Copy out each line containing "data" from the entries below.

=== STUDY MATERIAL ===
━━━━━━━━━━━━━━━━━━━━
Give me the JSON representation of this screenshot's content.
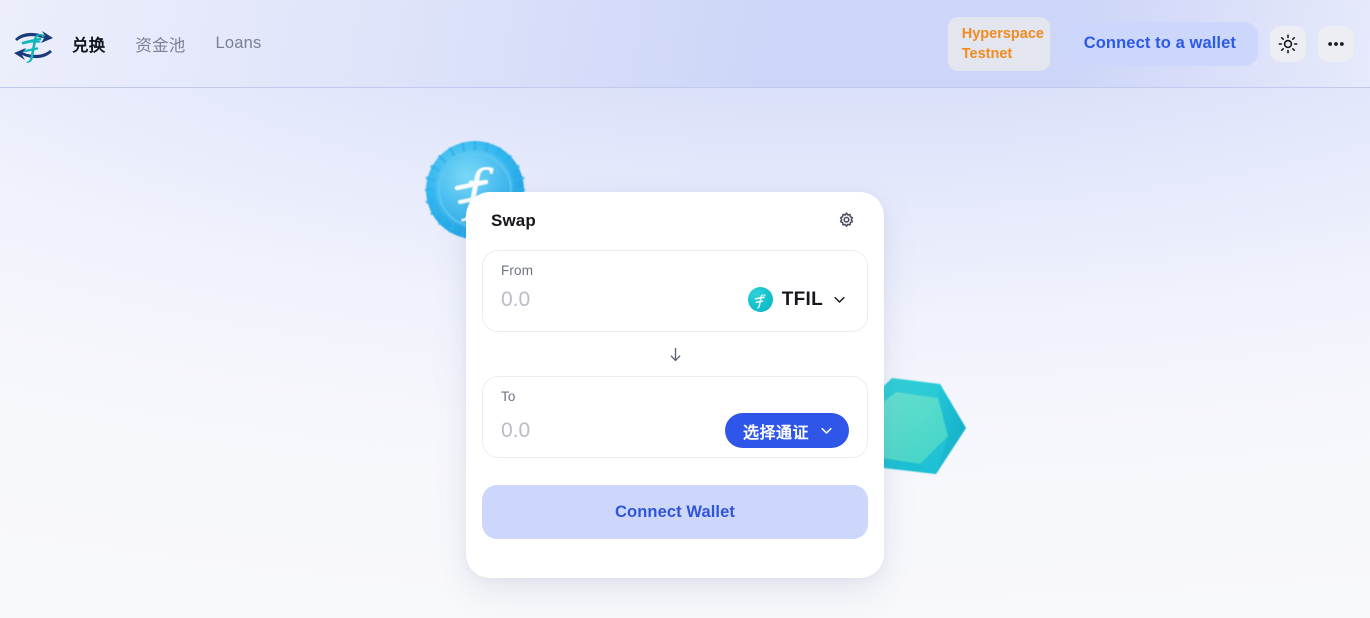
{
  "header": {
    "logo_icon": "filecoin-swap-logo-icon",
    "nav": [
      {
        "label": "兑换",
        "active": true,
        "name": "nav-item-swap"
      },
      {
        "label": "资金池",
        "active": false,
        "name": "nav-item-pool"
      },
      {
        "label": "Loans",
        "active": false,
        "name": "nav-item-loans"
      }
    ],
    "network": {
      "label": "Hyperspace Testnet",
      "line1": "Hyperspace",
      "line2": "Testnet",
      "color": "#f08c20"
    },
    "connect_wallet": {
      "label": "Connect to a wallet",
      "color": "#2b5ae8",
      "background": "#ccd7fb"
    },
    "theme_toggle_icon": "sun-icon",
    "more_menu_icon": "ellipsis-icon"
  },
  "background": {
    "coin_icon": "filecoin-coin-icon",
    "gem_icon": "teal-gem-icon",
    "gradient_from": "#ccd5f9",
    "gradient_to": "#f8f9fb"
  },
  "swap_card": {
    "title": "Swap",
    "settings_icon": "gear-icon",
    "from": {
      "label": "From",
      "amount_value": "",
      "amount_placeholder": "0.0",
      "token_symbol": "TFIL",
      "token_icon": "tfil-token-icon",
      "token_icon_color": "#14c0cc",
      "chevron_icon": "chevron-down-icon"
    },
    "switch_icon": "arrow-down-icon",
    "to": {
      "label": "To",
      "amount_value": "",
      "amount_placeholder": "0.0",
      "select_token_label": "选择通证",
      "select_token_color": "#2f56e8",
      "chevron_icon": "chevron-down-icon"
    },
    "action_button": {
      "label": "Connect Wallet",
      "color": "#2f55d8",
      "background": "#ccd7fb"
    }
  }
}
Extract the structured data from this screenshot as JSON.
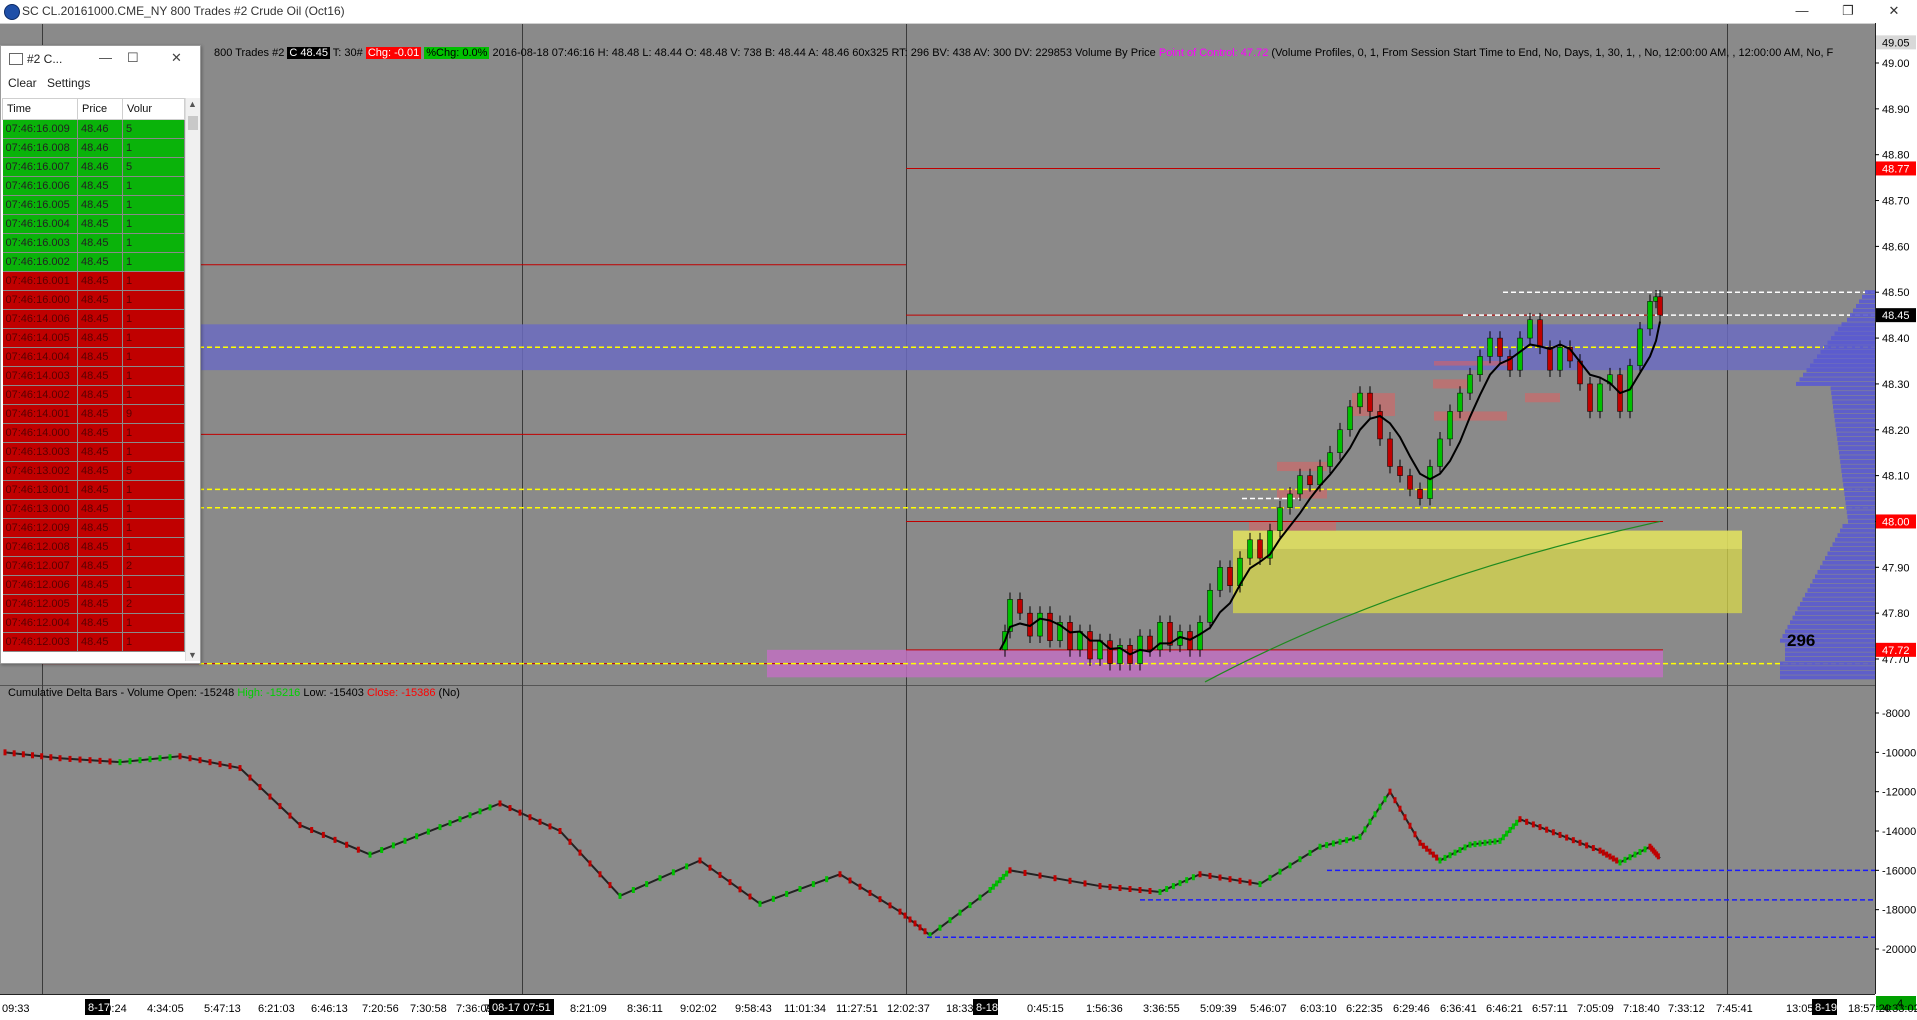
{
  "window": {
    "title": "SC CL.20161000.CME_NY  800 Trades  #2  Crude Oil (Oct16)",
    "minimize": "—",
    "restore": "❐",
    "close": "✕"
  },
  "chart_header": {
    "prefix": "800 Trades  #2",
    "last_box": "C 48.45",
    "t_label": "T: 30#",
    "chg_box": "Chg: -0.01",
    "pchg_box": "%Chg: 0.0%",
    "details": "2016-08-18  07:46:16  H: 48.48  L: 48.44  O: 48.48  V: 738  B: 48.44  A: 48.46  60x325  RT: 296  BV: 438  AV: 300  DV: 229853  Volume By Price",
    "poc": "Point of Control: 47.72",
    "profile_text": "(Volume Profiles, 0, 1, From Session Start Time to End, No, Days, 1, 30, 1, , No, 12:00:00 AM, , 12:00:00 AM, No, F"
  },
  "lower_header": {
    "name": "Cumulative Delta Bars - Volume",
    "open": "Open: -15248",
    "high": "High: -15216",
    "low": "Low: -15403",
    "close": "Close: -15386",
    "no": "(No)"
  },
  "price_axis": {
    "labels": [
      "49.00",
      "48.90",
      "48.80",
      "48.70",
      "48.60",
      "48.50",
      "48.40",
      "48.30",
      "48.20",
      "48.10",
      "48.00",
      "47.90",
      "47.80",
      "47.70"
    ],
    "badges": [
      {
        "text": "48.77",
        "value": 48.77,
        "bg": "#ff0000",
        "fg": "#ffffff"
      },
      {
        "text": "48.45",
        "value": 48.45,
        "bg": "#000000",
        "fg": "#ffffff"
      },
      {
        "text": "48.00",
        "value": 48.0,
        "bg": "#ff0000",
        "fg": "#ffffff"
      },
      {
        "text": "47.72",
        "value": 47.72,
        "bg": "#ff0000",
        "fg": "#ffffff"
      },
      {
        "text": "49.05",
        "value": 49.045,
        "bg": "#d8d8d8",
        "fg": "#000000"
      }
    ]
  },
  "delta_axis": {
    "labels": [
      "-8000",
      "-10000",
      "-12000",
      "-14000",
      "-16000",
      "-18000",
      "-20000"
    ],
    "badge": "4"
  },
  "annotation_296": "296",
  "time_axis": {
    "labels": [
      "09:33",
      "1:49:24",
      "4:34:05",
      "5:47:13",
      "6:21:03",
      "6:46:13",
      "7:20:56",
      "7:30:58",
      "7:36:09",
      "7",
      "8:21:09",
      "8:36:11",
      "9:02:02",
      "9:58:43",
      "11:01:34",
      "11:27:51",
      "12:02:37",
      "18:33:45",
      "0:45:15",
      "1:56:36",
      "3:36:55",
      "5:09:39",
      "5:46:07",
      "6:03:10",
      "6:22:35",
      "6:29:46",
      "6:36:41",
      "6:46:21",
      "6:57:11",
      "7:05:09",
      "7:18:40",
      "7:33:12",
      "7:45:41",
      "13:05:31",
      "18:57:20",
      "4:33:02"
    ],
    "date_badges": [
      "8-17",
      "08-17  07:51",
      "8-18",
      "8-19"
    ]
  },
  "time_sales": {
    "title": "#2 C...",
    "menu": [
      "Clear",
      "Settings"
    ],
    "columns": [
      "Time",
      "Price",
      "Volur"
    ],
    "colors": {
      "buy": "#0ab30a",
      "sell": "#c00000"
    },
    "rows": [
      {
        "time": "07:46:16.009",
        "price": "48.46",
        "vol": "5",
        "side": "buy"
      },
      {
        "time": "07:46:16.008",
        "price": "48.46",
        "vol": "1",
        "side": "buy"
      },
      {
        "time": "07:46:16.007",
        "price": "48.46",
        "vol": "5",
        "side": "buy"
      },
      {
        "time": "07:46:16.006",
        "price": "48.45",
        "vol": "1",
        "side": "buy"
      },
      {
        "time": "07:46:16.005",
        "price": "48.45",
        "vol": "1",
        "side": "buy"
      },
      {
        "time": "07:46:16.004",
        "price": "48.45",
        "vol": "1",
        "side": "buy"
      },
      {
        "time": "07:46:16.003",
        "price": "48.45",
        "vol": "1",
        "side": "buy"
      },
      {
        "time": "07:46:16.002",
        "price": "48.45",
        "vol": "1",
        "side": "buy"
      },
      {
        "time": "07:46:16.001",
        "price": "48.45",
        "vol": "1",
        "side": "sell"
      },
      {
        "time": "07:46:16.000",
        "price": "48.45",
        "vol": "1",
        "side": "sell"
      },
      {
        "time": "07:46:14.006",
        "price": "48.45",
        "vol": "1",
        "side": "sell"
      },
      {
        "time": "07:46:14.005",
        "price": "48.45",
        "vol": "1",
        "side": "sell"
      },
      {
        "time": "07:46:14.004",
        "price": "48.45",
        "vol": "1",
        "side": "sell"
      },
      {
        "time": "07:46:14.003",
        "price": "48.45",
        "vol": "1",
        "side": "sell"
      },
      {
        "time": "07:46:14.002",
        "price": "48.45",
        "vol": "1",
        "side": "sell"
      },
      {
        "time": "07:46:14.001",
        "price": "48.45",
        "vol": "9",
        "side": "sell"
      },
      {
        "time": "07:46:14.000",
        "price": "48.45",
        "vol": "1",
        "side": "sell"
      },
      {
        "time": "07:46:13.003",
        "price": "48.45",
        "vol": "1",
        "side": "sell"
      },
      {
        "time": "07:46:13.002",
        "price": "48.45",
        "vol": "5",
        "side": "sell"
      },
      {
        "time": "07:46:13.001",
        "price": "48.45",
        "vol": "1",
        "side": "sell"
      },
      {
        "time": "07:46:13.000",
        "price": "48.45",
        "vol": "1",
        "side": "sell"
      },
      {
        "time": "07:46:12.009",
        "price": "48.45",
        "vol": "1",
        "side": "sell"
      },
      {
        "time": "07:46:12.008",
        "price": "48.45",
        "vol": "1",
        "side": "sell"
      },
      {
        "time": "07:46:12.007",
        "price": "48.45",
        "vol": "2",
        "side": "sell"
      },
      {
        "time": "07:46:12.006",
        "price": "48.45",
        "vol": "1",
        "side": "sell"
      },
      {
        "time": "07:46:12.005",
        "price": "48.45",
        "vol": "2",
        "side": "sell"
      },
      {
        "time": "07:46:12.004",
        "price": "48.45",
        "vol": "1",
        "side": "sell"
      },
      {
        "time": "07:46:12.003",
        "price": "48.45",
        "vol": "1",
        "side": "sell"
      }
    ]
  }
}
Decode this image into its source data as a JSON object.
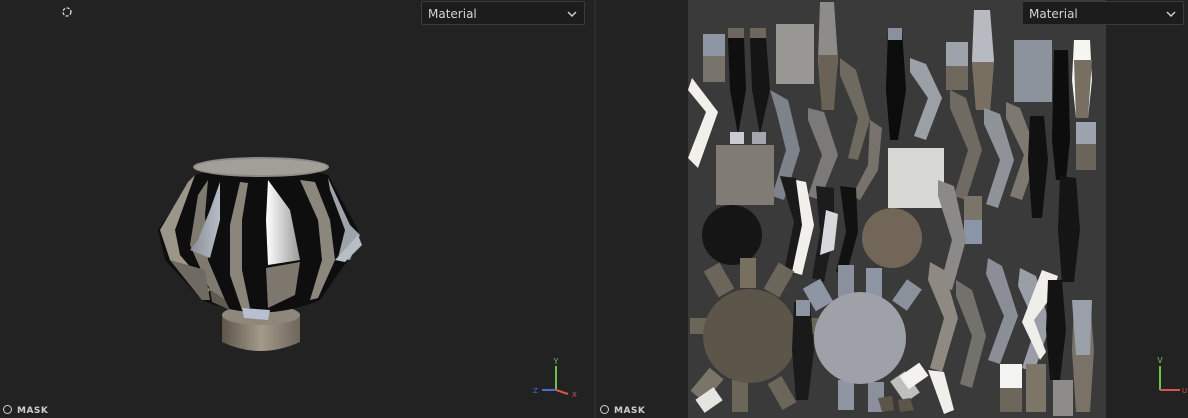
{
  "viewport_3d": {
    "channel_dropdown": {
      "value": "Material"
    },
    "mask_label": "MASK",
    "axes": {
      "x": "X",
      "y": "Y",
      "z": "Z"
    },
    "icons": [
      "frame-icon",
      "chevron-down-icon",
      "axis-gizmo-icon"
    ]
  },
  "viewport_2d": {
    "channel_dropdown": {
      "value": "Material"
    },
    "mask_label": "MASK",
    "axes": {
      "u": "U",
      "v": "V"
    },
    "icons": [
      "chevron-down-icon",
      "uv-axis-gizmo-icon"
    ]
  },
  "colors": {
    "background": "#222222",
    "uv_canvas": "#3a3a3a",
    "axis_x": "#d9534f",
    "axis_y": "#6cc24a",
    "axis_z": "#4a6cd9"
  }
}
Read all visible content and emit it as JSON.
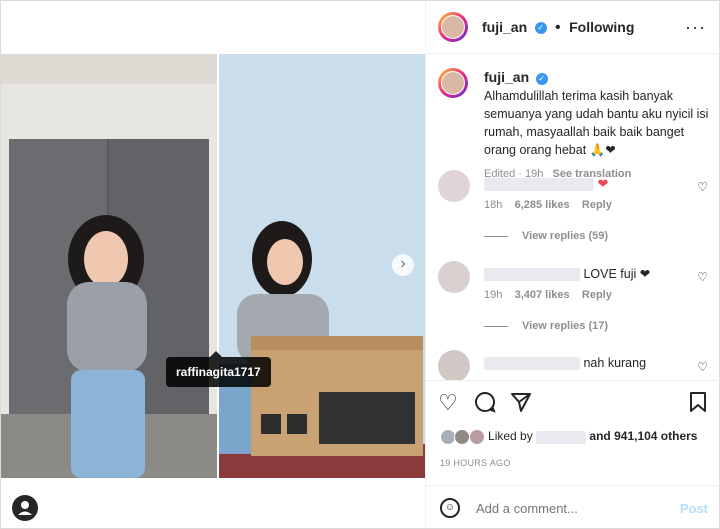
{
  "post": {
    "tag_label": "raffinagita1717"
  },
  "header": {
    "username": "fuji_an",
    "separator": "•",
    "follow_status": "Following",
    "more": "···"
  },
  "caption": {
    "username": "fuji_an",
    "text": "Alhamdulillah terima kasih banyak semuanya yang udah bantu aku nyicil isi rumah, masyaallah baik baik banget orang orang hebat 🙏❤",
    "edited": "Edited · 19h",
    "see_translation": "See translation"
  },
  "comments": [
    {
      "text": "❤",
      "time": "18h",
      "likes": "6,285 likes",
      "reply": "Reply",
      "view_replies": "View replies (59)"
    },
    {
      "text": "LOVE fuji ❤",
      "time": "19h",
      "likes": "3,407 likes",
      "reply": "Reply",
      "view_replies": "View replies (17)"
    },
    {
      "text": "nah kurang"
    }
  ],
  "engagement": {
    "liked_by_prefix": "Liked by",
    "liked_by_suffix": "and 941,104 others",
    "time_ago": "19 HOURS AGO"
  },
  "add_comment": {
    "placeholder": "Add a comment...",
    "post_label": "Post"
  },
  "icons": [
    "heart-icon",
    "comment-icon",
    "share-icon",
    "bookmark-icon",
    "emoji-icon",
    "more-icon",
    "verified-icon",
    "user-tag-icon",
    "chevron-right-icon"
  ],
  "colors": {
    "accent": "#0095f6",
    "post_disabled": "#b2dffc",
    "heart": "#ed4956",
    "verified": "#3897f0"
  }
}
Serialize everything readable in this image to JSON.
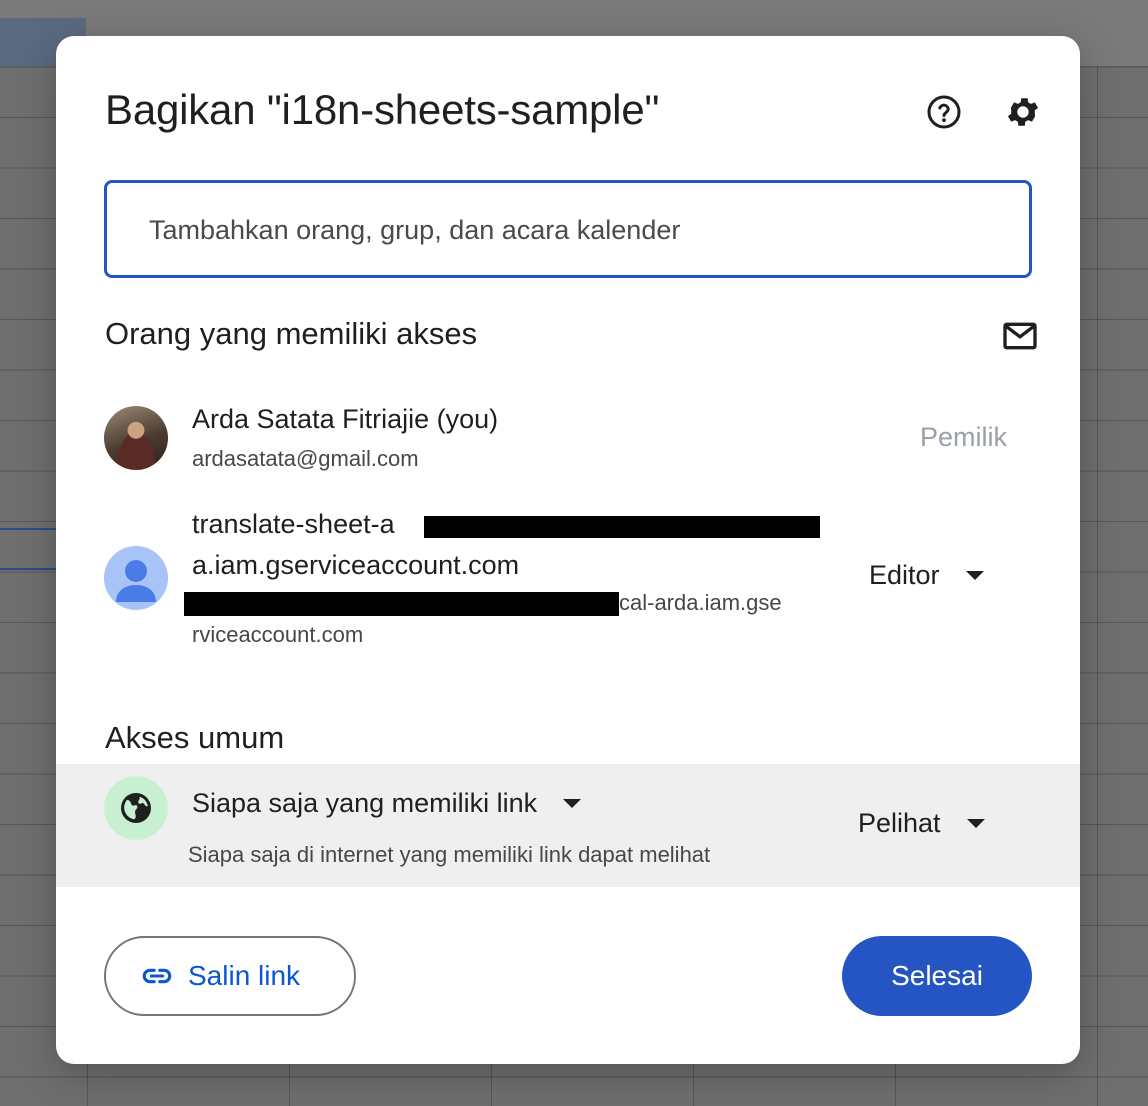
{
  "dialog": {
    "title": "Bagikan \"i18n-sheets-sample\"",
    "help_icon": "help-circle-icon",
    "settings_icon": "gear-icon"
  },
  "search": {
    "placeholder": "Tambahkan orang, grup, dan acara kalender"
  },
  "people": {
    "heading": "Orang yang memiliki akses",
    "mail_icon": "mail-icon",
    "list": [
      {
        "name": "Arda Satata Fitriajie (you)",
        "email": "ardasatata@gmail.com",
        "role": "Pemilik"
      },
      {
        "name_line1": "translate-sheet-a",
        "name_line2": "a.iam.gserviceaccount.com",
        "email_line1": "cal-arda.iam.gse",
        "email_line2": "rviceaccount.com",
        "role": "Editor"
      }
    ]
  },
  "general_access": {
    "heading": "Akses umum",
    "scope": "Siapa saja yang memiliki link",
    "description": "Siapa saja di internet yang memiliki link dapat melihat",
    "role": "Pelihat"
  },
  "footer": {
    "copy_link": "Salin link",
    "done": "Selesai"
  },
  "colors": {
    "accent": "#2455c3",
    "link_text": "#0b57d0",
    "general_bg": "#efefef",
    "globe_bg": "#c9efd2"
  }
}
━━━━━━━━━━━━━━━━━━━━
=== THE COMPLETED TASK ===
Extract the structured data from this screenshot as JSON.
Decode this image into its source data as a JSON object.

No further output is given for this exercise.